In a balanced market, a financing condition is a standard inclusion in a home purchase offer. It enables the buyer to make the closing of the transaction dependent on their ability to secure a mortgage. And in many cases, the loan is contingent on a satisfactory appraisal, wherein the value of the property is at or near the purchase price.
But in today’s market, sellers often hold the upper hand because the current demand for homes exceeds the available supply. That’s why many buyers are choosing to exclude the financing condition altogether, as a way to sweeten their offer in a competitive bidding process.5
However, this approach can leave a buyer vulnerable if the appraisal comes back lower than expected. Without a financing condition, the buyer will be obligated to come up with enough cash to bridge the gap between the contract price and the appraised value—or be forced to walk away from the transaction and potentially lose their deposit.
It may seem, then, that a buyer carries the sole risk of a low appraisal. However, the sellers will have wasted time and money with little to show for it. And they run the risk that the market may have cooled or interest in their home may have waned by the time they relist.
Sellers should keep this in mind when evaluating offers. The offer price should never be the sole consideration. We weigh a range of factors when advising our clients, including a buyer’s conditions, mortgage qualifications, financial resources, and deposit size, among others.

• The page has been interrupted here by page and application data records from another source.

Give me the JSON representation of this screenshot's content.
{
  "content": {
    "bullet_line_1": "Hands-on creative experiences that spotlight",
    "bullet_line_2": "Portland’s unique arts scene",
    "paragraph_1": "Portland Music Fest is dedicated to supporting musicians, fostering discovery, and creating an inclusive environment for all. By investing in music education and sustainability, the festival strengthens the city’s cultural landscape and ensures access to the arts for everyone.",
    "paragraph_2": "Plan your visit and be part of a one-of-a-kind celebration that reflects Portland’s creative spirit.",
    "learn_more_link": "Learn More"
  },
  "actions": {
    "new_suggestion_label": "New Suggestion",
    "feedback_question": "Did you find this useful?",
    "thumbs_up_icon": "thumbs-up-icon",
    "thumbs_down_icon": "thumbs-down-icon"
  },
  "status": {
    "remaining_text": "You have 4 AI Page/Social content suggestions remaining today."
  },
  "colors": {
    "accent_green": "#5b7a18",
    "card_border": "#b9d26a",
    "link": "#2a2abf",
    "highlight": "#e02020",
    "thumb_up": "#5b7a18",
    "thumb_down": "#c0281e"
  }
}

According to Lonsdale, overheated blind bidding in Canadian real estate means that there is additional pressure on everyone involved in the transaction. With a tight timeline, there’s not always enough time for proper due diligence, putting stress on the transaction and on the buyer and seller involved.6